Website and app data records
BEGIN

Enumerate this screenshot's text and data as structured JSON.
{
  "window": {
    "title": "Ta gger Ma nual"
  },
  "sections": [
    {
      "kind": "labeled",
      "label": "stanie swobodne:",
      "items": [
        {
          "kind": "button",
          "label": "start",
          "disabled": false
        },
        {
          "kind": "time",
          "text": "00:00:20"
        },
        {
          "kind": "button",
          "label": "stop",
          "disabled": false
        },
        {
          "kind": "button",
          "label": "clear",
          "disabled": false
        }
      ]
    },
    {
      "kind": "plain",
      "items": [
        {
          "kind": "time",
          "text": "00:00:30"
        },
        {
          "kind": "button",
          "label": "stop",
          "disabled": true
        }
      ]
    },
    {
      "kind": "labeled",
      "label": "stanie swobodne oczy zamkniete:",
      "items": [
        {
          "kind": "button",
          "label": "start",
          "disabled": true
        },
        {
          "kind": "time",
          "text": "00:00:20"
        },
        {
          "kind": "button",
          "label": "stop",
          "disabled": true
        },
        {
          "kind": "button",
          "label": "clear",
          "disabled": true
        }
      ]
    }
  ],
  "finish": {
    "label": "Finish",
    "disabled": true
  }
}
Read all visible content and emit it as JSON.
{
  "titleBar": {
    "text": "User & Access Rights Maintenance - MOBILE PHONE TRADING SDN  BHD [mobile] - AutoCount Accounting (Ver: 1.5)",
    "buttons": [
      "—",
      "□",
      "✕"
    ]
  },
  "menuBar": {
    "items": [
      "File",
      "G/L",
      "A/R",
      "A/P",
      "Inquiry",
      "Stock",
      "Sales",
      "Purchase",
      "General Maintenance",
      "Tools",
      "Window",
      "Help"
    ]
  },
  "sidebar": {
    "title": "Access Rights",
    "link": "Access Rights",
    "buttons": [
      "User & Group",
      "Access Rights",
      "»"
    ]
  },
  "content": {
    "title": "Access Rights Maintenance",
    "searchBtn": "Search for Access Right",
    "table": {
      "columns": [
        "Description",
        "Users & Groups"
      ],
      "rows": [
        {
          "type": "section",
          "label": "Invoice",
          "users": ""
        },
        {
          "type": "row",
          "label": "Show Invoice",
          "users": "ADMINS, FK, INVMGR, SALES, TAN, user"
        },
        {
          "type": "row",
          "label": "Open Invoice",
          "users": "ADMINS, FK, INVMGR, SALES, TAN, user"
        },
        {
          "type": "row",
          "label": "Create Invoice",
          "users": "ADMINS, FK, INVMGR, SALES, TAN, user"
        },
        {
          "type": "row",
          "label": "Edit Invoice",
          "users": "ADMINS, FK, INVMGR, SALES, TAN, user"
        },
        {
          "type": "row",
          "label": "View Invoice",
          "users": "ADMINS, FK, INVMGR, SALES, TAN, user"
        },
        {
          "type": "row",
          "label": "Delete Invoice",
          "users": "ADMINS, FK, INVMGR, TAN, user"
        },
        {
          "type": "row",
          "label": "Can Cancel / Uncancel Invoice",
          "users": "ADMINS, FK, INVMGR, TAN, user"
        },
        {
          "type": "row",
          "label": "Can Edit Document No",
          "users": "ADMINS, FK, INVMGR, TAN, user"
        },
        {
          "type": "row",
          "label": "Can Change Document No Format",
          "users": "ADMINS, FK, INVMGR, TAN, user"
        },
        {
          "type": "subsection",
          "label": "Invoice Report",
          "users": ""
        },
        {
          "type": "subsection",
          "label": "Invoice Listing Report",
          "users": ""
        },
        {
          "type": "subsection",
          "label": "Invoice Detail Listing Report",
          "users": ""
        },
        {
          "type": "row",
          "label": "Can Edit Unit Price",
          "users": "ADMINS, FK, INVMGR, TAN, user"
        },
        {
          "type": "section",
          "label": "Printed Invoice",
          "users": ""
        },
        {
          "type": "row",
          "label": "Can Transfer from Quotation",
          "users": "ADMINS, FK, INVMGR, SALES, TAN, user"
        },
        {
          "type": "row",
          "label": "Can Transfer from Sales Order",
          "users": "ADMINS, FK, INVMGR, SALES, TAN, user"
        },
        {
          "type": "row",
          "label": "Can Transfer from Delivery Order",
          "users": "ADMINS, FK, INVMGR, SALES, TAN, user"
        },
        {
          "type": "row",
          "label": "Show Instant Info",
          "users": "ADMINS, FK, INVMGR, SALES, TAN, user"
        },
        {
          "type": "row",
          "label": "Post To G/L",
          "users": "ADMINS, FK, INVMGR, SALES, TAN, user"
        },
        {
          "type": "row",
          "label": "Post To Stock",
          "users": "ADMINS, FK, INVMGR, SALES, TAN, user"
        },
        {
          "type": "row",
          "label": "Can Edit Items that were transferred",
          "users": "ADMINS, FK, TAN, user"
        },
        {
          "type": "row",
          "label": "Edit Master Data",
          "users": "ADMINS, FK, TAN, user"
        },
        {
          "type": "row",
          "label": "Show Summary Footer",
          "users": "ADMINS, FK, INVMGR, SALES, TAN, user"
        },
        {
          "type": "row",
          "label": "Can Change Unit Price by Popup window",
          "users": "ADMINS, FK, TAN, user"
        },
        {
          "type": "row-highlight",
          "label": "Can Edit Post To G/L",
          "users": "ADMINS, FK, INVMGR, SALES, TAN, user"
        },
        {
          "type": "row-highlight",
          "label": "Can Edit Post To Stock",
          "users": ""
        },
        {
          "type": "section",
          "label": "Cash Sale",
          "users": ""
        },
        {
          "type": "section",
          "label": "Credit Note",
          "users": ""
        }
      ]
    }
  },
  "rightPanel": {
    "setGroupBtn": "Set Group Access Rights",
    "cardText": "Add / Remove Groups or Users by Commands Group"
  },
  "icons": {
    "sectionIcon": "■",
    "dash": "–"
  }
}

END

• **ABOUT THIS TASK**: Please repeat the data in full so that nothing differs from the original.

• **TASK OUTPUT**:
Enumerate this screenshot's text and data as structured JSON.
{
  "window": {
    "title": "Ta gger Ma nual"
  },
  "sections": [
    {
      "kind": "labeled",
      "label": "stanie swobodne:",
      "items": [
        {
          "kind": "button",
          "label": "start",
          "disabled": false
        },
        {
          "kind": "time",
          "text": "00:00:20"
        },
        {
          "kind": "button",
          "label": "stop",
          "disabled": false
        },
        {
          "kind": "button",
          "label": "clear",
          "disabled": false
        }
      ]
    },
    {
      "kind": "plain",
      "items": [
        {
          "kind": "time",
          "text": "00:00:30"
        },
        {
          "kind": "button",
          "label": "stop",
          "disabled": true
        }
      ]
    },
    {
      "kind": "labeled",
      "label": "stanie swobodne oczy zamkniete:",
      "items": [
        {
          "kind": "button",
          "label": "start",
          "disabled": true
        },
        {
          "kind": "time",
          "text": "00:00:20"
        },
        {
          "kind": "button",
          "label": "stop",
          "disabled": true
        },
        {
          "kind": "button",
          "label": "clear",
          "disabled": true
        }
      ]
    }
  ],
  "finish": {
    "label": "Finish",
    "disabled": true
  }
}
Read all visible content and emit it as JSON.
{
  "titleBar": {
    "text": "User & Access Rights Maintenance - MOBILE PHONE TRADING SDN  BHD [mobile] - AutoCount Accounting (Ver: 1.5)",
    "buttons": [
      "—",
      "□",
      "✕"
    ]
  },
  "menuBar": {
    "items": [
      "File",
      "G/L",
      "A/R",
      "A/P",
      "Inquiry",
      "Stock",
      "Sales",
      "Purchase",
      "General Maintenance",
      "Tools",
      "Window",
      "Help"
    ]
  },
  "sidebar": {
    "title": "Access Rights",
    "link": "Access Rights",
    "buttons": [
      "User & Group",
      "Access Rights",
      "»"
    ]
  },
  "content": {
    "title": "Access Rights Maintenance",
    "searchBtn": "Search for Access Right",
    "table": {
      "columns": [
        "Description",
        "Users & Groups"
      ],
      "rows": [
        {
          "type": "section",
          "label": "Invoice",
          "users": ""
        },
        {
          "type": "row",
          "label": "Show Invoice",
          "users": "ADMINS, FK, INVMGR, SALES, TAN, user"
        },
        {
          "type": "row",
          "label": "Open Invoice",
          "users": "ADMINS, FK, INVMGR, SALES, TAN, user"
        },
        {
          "type": "row",
          "label": "Create Invoice",
          "users": "ADMINS, FK, INVMGR, SALES, TAN, user"
        },
        {
          "type": "row",
          "label": "Edit Invoice",
          "users": "ADMINS, FK, INVMGR, SALES, TAN, user"
        },
        {
          "type": "row",
          "label": "View Invoice",
          "users": "ADMINS, FK, INVMGR, SALES, TAN, user"
        },
        {
          "type": "row",
          "label": "Delete Invoice",
          "users": "ADMINS, FK, INVMGR, TAN, user"
        },
        {
          "type": "row",
          "label": "Can Cancel / Uncancel Invoice",
          "users": "ADMINS, FK, INVMGR, TAN, user"
        },
        {
          "type": "row",
          "label": "Can Edit Document No",
          "users": "ADMINS, FK, INVMGR, TAN, user"
        },
        {
          "type": "row",
          "label": "Can Change Document No Format",
          "users": "ADMINS, FK, INVMGR, TAN, user"
        },
        {
          "type": "subsection",
          "label": "Invoice Report",
          "users": ""
        },
        {
          "type": "subsection",
          "label": "Invoice Listing Report",
          "users": ""
        },
        {
          "type": "subsection",
          "label": "Invoice Detail Listing Report",
          "users": ""
        },
        {
          "type": "row",
          "label": "Can Edit Unit Price",
          "users": "ADMINS, FK, INVMGR, TAN, user"
        },
        {
          "type": "section",
          "label": "Printed Invoice",
          "users": ""
        },
        {
          "type": "row",
          "label": "Can Transfer from Quotation",
          "users": "ADMINS, FK, INVMGR, SALES, TAN, user"
        },
        {
          "type": "row",
          "label": "Can Transfer from Sales Order",
          "users": "ADMINS, FK, INVMGR, SALES, TAN, user"
        },
        {
          "type": "row",
          "label": "Can Transfer from Delivery Order",
          "users": "ADMINS, FK, INVMGR, SALES, TAN, user"
        },
        {
          "type": "row",
          "label": "Show Instant Info",
          "users": "ADMINS, FK, INVMGR, SALES, TAN, user"
        },
        {
          "type": "row",
          "label": "Post To G/L",
          "users": "ADMINS, FK, INVMGR, SALES, TAN, user"
        },
        {
          "type": "row",
          "label": "Post To Stock",
          "users": "ADMINS, FK, INVMGR, SALES, TAN, user"
        },
        {
          "type": "row",
          "label": "Can Edit Items that were transferred",
          "users": "ADMINS, FK, TAN, user"
        },
        {
          "type": "row",
          "label": "Edit Master Data",
          "users": "ADMINS, FK, TAN, user"
        },
        {
          "type": "row",
          "label": "Show Summary Footer",
          "users": "ADMINS, FK, INVMGR, SALES, TAN, user"
        },
        {
          "type": "row",
          "label": "Can Change Unit Price by Popup window",
          "users": "ADMINS, FK, TAN, user"
        },
        {
          "type": "row-highlight",
          "label": "Can Edit Post To G/L",
          "users": "ADMINS, FK, INVMGR, SALES, TAN, user"
        },
        {
          "type": "row-highlight",
          "label": "Can Edit Post To Stock",
          "users": ""
        },
        {
          "type": "section",
          "label": "Cash Sale",
          "users": ""
        },
        {
          "type": "section",
          "label": "Credit Note",
          "users": ""
        }
      ]
    }
  },
  "rightPanel": {
    "setGroupBtn": "Set Group Access Rights",
    "cardText": "Add / Remove Groups or Users by Commands Group"
  },
  "icons": {
    "sectionIcon": "■",
    "dash": "–"
  }
}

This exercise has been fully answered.